The World's First Self-Propelled Endoscopy Device 'Swims' the Entire Digestive Tract in Mere Hours

The "Mermaid"

via MedGadget

Probing colons has never been this much fun. Japanese researchers have developed the world's first self-propelled endoscopy device, a remote controlled tadpole-like camera that can "swim" through the digestive tack gathering imagery along the way.

This kind of endoscopy isn't wholly new, of course, but previous iterations of ingestible cameras relied on natural muscle contractions to move them through the body. The "Mermaid," as it is known, simplifies the process by moving quickly through the digestive tract to its destination, whatever that point may be. To speed the process, it can be inserted into the digestive system at either end, entering the body orally or--well, you know.

The device is just 0.4 inches in diameter and just shy of two inches long, and uses magnetic machinery to control its movement and location. Doctors pilot the endoscope with a joystick, watching its progress on a monitor. All said, it takes only a few hours to traverse the whole system from esophagus to colon.

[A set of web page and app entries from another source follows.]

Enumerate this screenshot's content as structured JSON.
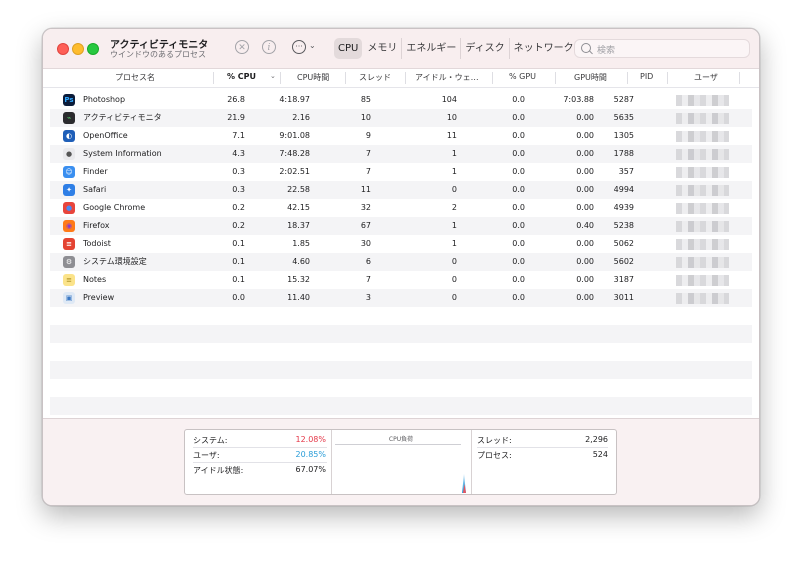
{
  "app": {
    "title": "アクティビティモニタ",
    "subtitle": "ウインドウのあるプロセス"
  },
  "toolbar": {
    "stop_icon": "xmark-circle-icon",
    "info_icon": "info-circle-icon",
    "more_icon": "ellipsis-circle-icon",
    "tabs": [
      {
        "label": "CPU",
        "active": true
      },
      {
        "label": "メモリ",
        "active": false
      },
      {
        "label": "エネルギー",
        "active": false
      },
      {
        "label": "ディスク",
        "active": false
      },
      {
        "label": "ネットワーク",
        "active": false
      }
    ],
    "search_placeholder": "検索"
  },
  "table": {
    "columns": [
      "プロセス名",
      "% CPU",
      "CPU時間",
      "スレッド",
      "アイドル・ウェ…",
      "% GPU",
      "GPU時間",
      "PID",
      "ユーザ"
    ],
    "sort_column": "% CPU",
    "rows": [
      {
        "name": "Photoshop",
        "icon": "photoshop-icon",
        "cpu": "26.8",
        "cpu_time": "4:18.97",
        "threads": "85",
        "idle_wake": "104",
        "gpu": "0.0",
        "gpu_time": "7:03.88",
        "pid": "5287"
      },
      {
        "name": "アクティビティモニタ",
        "icon": "activity-monitor-icon",
        "cpu": "21.9",
        "cpu_time": "2.16",
        "threads": "10",
        "idle_wake": "10",
        "gpu": "0.0",
        "gpu_time": "0.00",
        "pid": "5635"
      },
      {
        "name": "OpenOffice",
        "icon": "openoffice-icon",
        "cpu": "7.1",
        "cpu_time": "9:01.08",
        "threads": "9",
        "idle_wake": "11",
        "gpu": "0.0",
        "gpu_time": "0.00",
        "pid": "1305"
      },
      {
        "name": "System Information",
        "icon": "system-information-icon",
        "cpu": "4.3",
        "cpu_time": "7:48.28",
        "threads": "7",
        "idle_wake": "1",
        "gpu": "0.0",
        "gpu_time": "0.00",
        "pid": "1788"
      },
      {
        "name": "Finder",
        "icon": "finder-icon",
        "cpu": "0.3",
        "cpu_time": "2:02.51",
        "threads": "7",
        "idle_wake": "1",
        "gpu": "0.0",
        "gpu_time": "0.00",
        "pid": "357"
      },
      {
        "name": "Safari",
        "icon": "safari-icon",
        "cpu": "0.3",
        "cpu_time": "22.58",
        "threads": "11",
        "idle_wake": "0",
        "gpu": "0.0",
        "gpu_time": "0.00",
        "pid": "4994"
      },
      {
        "name": "Google Chrome",
        "icon": "chrome-icon",
        "cpu": "0.2",
        "cpu_time": "42.15",
        "threads": "32",
        "idle_wake": "2",
        "gpu": "0.0",
        "gpu_time": "0.00",
        "pid": "4939"
      },
      {
        "name": "Firefox",
        "icon": "firefox-icon",
        "cpu": "0.2",
        "cpu_time": "18.37",
        "threads": "67",
        "idle_wake": "1",
        "gpu": "0.0",
        "gpu_time": "0.40",
        "pid": "5238"
      },
      {
        "name": "Todoist",
        "icon": "todoist-icon",
        "cpu": "0.1",
        "cpu_time": "1.85",
        "threads": "30",
        "idle_wake": "1",
        "gpu": "0.0",
        "gpu_time": "0.00",
        "pid": "5062"
      },
      {
        "name": "システム環境設定",
        "icon": "system-preferences-icon",
        "cpu": "0.1",
        "cpu_time": "4.60",
        "threads": "6",
        "idle_wake": "0",
        "gpu": "0.0",
        "gpu_time": "0.00",
        "pid": "5602"
      },
      {
        "name": "Notes",
        "icon": "notes-icon",
        "cpu": "0.1",
        "cpu_time": "15.32",
        "threads": "7",
        "idle_wake": "0",
        "gpu": "0.0",
        "gpu_time": "0.00",
        "pid": "3187"
      },
      {
        "name": "Preview",
        "icon": "preview-icon",
        "cpu": "0.0",
        "cpu_time": "11.40",
        "threads": "3",
        "idle_wake": "0",
        "gpu": "0.0",
        "gpu_time": "0.00",
        "pid": "3011"
      }
    ]
  },
  "summary": {
    "system_label": "システム:",
    "system_value": "12.08%",
    "user_label": "ユーザ:",
    "user_value": "20.85%",
    "idle_label": "アイドル状態:",
    "idle_value": "67.07%",
    "graph_title": "CPU負荷",
    "threads_label": "スレッド:",
    "threads_value": "2,296",
    "processes_label": "プロセス:",
    "processes_value": "524"
  },
  "colors": {
    "system": "#e5394a",
    "user": "#2a9dd8",
    "titlebar": "#f8eeef"
  }
}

It could help ease the strain on patients and detect hard-to-see cancers earlier than was previously possible.